It comes as England begin to revamp their women's cricket set up.

Once considered on par with Australia in professionalism, much was made of the gap in the country's two structures during the Aussies' recent 12-4 Ashes success.

That has extended to everything from Australia's depth through the Women's Big Bash, to the coaching structure and other pathways in the country.

"It's a real shot in the arm for coaching in Australia," Mott told AAP

"We have invested really well in coaching in Australia over the past 20-30 years and it has become a genuine career pathway for people.

"England is similar. They've invested a lot in their level four coaching as well.

"I think especially in the women's game, Australia have been on top of the tree for a long time and there have been a number of good coaches come through."

Mott has coached men's county cricket previously, and believes it has helped him on English tours since.

England also confirmed this week they'd offer an extra 40 players contracts going forward, noting the extra depth in Australia's game due to the WBBL.

The Hundred will become England's new elite women's competition with international imports and extra resources expected to be available to coaches.

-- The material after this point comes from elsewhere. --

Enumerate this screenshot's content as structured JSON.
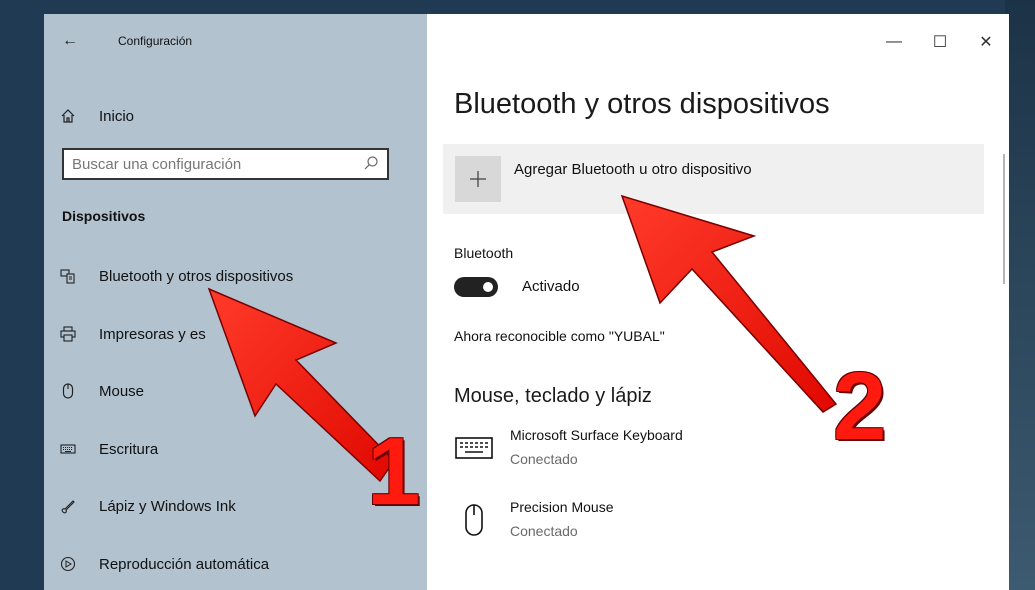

Australians Meg Lanning, Alyssa Healy and Sophie Molineux have at this stage committed to the competition.

Meanwhile Sawyer, who is the coach of the dominant Sydney Sixers in the WBBL, had no doubt he was brought in due to his time as an Australian assistant coach.

"They rang me and I guess because I was there for the Ashes when they were probably talking about coaching," Sawyer said.

"But I also think it's a credit to the players. They probably want the Australian players and think Aussie coaches are more of a chance to recruit them."

Five former international Australian players will also coach in the men's version of the Hundred, as well as three other overseas mentors.

It comes after Sydney Thunder boss Trevor Griffin this summer joined the Hobart Hurricanes' Salliann Briggs as one of two English coaches in the WBBL.

Australian Associated Press